So, is there any doubt why James wrote that faith required works to support it?  That’s why James looked further into the book of Genesis to support his claim.  The account of Abraham sacrificing Isaac was after the conditional covenant of circumcision was instituted.  I have read authors and heard preachers try to explain away the controversy between Paul and James by saying that Paul was talking about being justified before God and that James was speaking of being justified in front of man to show that a person’s faith was real.  This idea does not stand up to close study though as the example James uses from Genesis 22 was Abraham showing his works to no one but God.   10Abraham stretched out his hand and took the knife to slay his son.  11But the angel of the LORD called to him from heaven and said, “Abraham, Abraham!” And he said, “Here I am.” 12He said, “Do not stretch out your hand against the lad, and do nothing to him; for now I know that you fear God, since you have not withheld your son, your only son, from Me.” (Genesis 22:10-12) There were no other men on the mountain when this occurred.  They had waited at the bottom and had no idea what was going to happen.  Also, in Luke 16:15, Jesus  absolutely prohibits men from justifying themselves before other men.  James, who was a strict Law keeper, clearly would not be condoning something that Jesus taught was wrong.
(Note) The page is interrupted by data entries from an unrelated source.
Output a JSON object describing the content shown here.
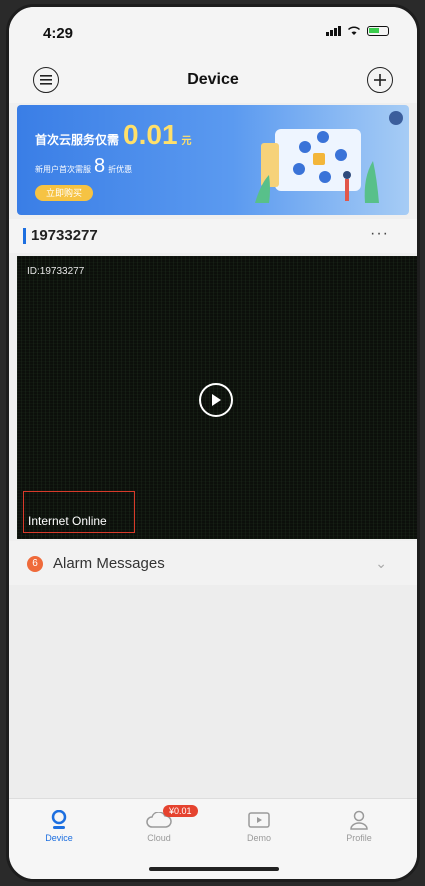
{
  "status_bar": {
    "time": "4:29"
  },
  "header": {
    "title": "Device"
  },
  "banner": {
    "headline": "首次云服务仅需",
    "price": "0.01",
    "unit": "元",
    "sub_text": "新用户首次需服",
    "sub_highlight": "8",
    "sub_suffix": "折优惠",
    "cta": "立即购买"
  },
  "device": {
    "name": "19733277",
    "more_label": "···",
    "video_id_label": "ID:19733277",
    "status_text": "Internet Online"
  },
  "alarm": {
    "label": "Alarm Messages",
    "badge": "6"
  },
  "tabs": [
    {
      "label": "Device"
    },
    {
      "label": "Cloud",
      "badge": "¥0.01"
    },
    {
      "label": "Demo"
    },
    {
      "label": "Profile"
    }
  ],
  "colors": {
    "accent": "#1d6fe0",
    "badge_red": "#e5432f",
    "banner_blue": "#3a7ee6"
  }
}
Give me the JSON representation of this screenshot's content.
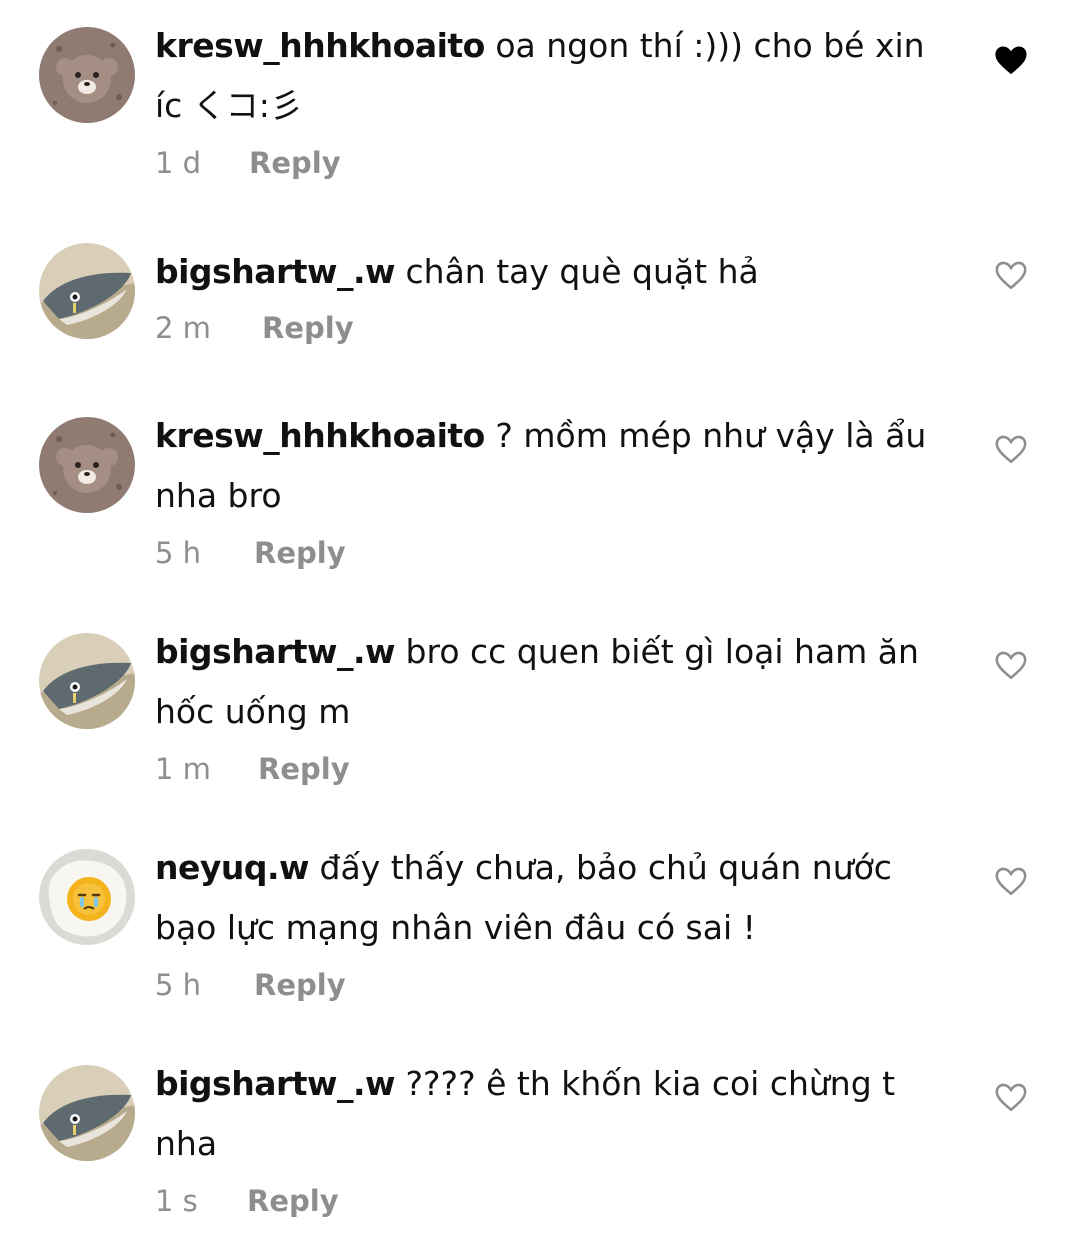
{
  "comments": [
    {
      "avatar": "bear-avatar",
      "username": "kresw_hhhkhoaito",
      "text": "oa ngon thí :))) cho bé xin íc くコ:彡",
      "time": "1 d",
      "reply": "Reply",
      "liked": true
    },
    {
      "avatar": "shark-avatar",
      "username": "bigshartw_.w",
      "text": "chân tay què quặt hả",
      "time": "2 m",
      "reply": "Reply",
      "liked": false
    },
    {
      "avatar": "bear-avatar",
      "username": "kresw_hhhkhoaito",
      "text": "? mồm mép như vậy là ẩu nha bro",
      "time": "5 h",
      "reply": "Reply",
      "liked": false
    },
    {
      "avatar": "shark-avatar",
      "username": "bigshartw_.w",
      "text": "bro cc quen biết gì loại ham ăn hốc uống m",
      "time": "1 m",
      "reply": "Reply",
      "liked": false
    },
    {
      "avatar": "egg-avatar",
      "username": "neyuq.w",
      "text": "đấy thấy chưa, bảo chủ quán nước bạo lực mạng nhân viên đâu có sai !",
      "time": "5 h",
      "reply": "Reply",
      "liked": false
    },
    {
      "avatar": "shark-avatar",
      "username": "bigshartw_.w",
      "text": "???? ê th khốn kia coi chừng t nha",
      "time": "1 s",
      "reply": "Reply",
      "liked": false
    }
  ]
}
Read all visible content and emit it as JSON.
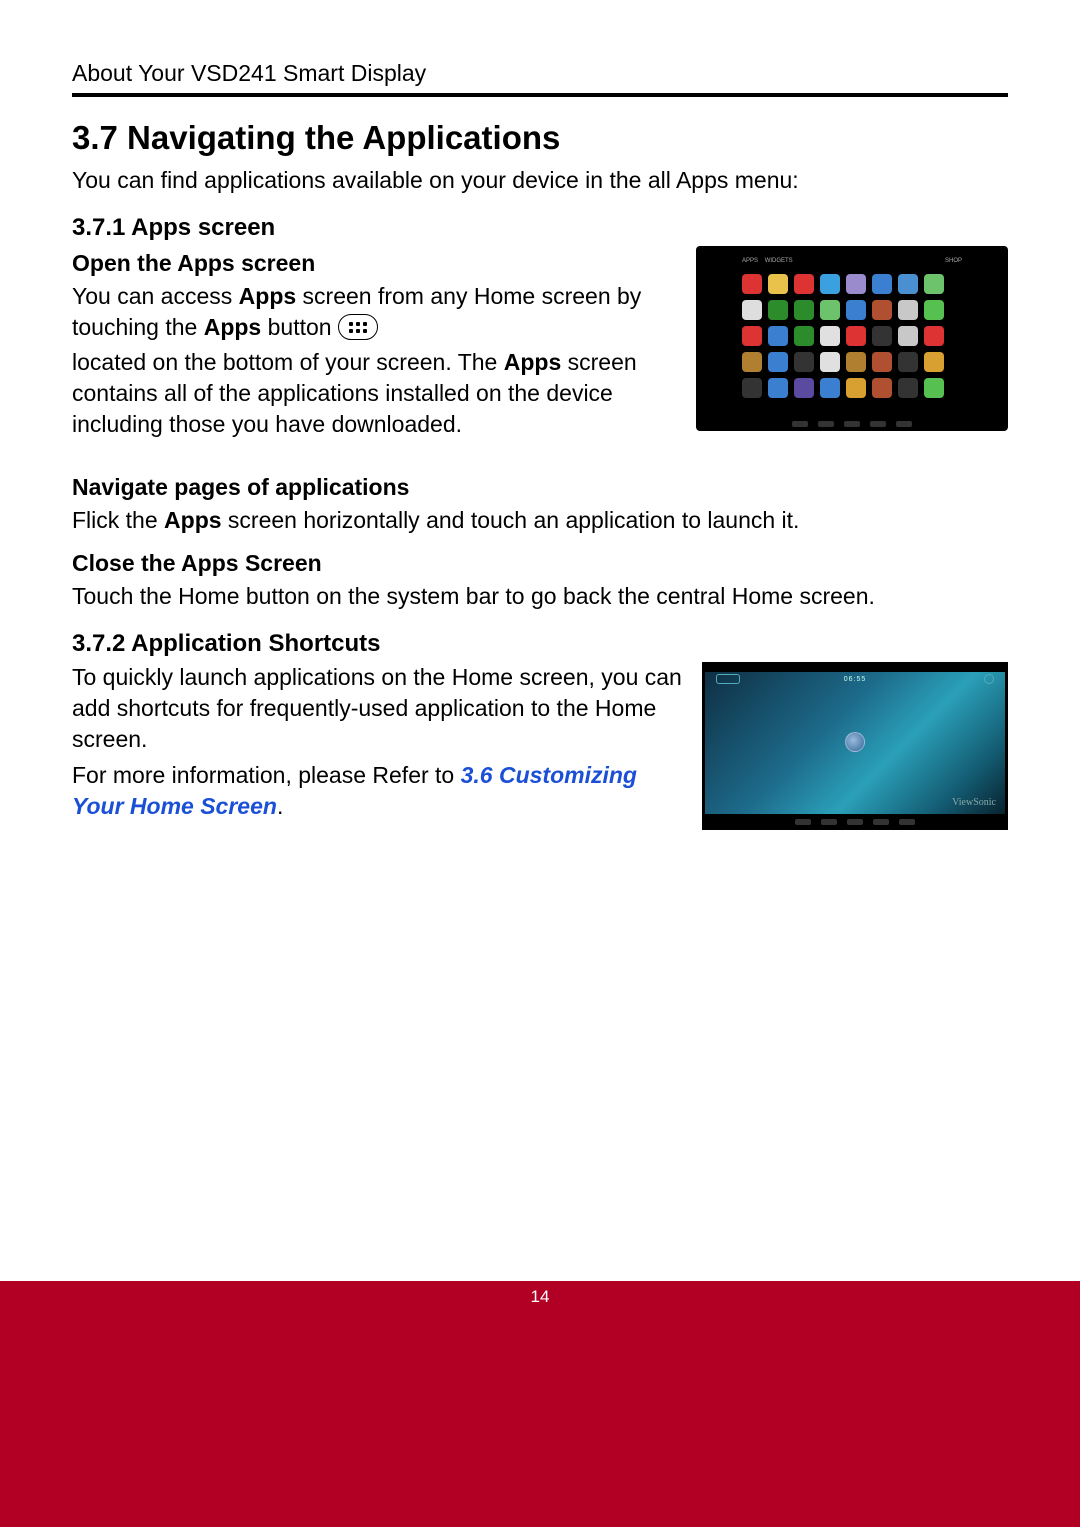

The reconciliation of Romans four and James two is revealed when the first verse of James chapter one is read.  James is writing to the “twelve tribes (of Israel) who are dispersed abroad.” Paul is writing to saved believers in the Body of Christ.  Further evidence of the separate ministries can be seen co clearly by reading Galatians two, which is Paul’s account of the Jerusalem council of Acts 15.  Paul writes in Galatians 2:8 that Peter and effectually the other eleven were Apostles of the circumcision (Israel) and that Paul was the Apostle of the Gentiles.  In Galatians 2:9 Paul tells us that he and the Apostles shook hands and agreed that Paul would go to the Gentiles and that the Apostles would go to Israel.  Why?  Paul had a different message than the twelve.  A reading of Romans four and James two is the epitome of this separating of the two messages.  Paul shows that believers are justified by faith alone, while James’ message followed the Jewish program for being right with God, which included works.  Genesis 15:6 actually does work for both; one on the basis of faith, the other on the basis of faith-works.

Written by Paul D. Pedro of Oakdale, Minnesota.

All Scriptures are taken from the New American Standard Bible.

Emphasis added by the author.